Dan Courtney, a 52-year-old mechanical engineer, said he asked the town of Greece right after the 5-4 decision in May for an opportunity to deliver the “non-theist” message.
The court’s conservative majority declared the prayers in line with national traditions and said the content is not significant as long as the prayers don’t denigrate non-Christians or try to win converts. The town argued persons of any faith were welcome to give the invocation.
Courtney said his request was granted without question and Tuesday’s 6 p.m. meeting was the first open slot.
Town supervisor William Reilich said Monday a variety of views have been represented during invocations, citing the instance of a pagan Wiccan for one.“It’s not unusual that we have diversity,” he said. “It’s whoever comes up from the community.”
Courtney, a member of Atheist Community of Rochester, said he is an acquaintance of Linda Stephens, also an atheist, who along with Susan Galloway was a plaintiff in the case challenging the town meeting prayer. They said the Christian prayers made them uncomfortable. Every meeting from 1999 through 2007 had been opened with a Christian-oriented invocation.

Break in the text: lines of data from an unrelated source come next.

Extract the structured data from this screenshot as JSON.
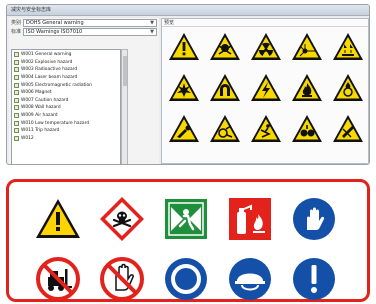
{
  "window": {
    "title": "减灾与安全标志库"
  },
  "left_pane": {
    "type_label": "类别",
    "type_value": "DOHS General warning",
    "std_label": "标准",
    "std_value": "ISO Warnings ISO7010",
    "tree_items": [
      "W001 General warning",
      "W002 Explosive hazard",
      "W003 Radioactive hazard",
      "W004 Laser beam hazard",
      "W005 Electromagnetic radiation",
      "W006 Magnet",
      "W007 Caution hazard",
      "W008 Wall hazard",
      "W009 Air hazard",
      "W010 Low temperature hazard",
      "W011 Trip hazard",
      "W012"
    ]
  },
  "right_pane": {
    "title": "预览",
    "icons": [
      "general-warning-icon",
      "toxic-warning-icon",
      "radiation-warning-icon",
      "laser-warning-icon",
      "corrosive-warning-icon",
      "explosion-warning-icon",
      "magnet-warning-icon",
      "electric-warning-icon",
      "flammable-warning-icon",
      "oxidizer-warning-icon",
      "crush-hands-warning-icon",
      "machinery-warning-icon",
      "slip-warning-icon",
      "roller-warning-icon",
      "cutting-warning-icon"
    ]
  },
  "callout": {
    "signs": [
      {
        "icon": "general-warning-sign",
        "color": "#ffd400"
      },
      {
        "icon": "toxic-warning-sign",
        "color": "#e2221b"
      },
      {
        "icon": "emergency-exit-sign",
        "color": "#1e8f3a"
      },
      {
        "icon": "fire-extinguisher-sign",
        "color": "#e2221b"
      },
      {
        "icon": "wear-gloves-sign",
        "color": "#1550a8"
      },
      {
        "icon": "no-forklift-sign",
        "color": "#e2221b"
      },
      {
        "icon": "no-touching-sign",
        "color": "#e2221b"
      },
      {
        "icon": "wear-ear-protection-sign",
        "color": "#1550a8"
      },
      {
        "icon": "wear-helmet-sign",
        "color": "#1550a8"
      },
      {
        "icon": "general-mandatory-sign",
        "color": "#1550a8"
      }
    ]
  }
}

A day after the court decision, Stephens and Galloway, who is Jewish, said they would continue to push the board to be more inclusive and hoped to see atheists among those leading the moment of prayer that follows the Pledge of Allegiance.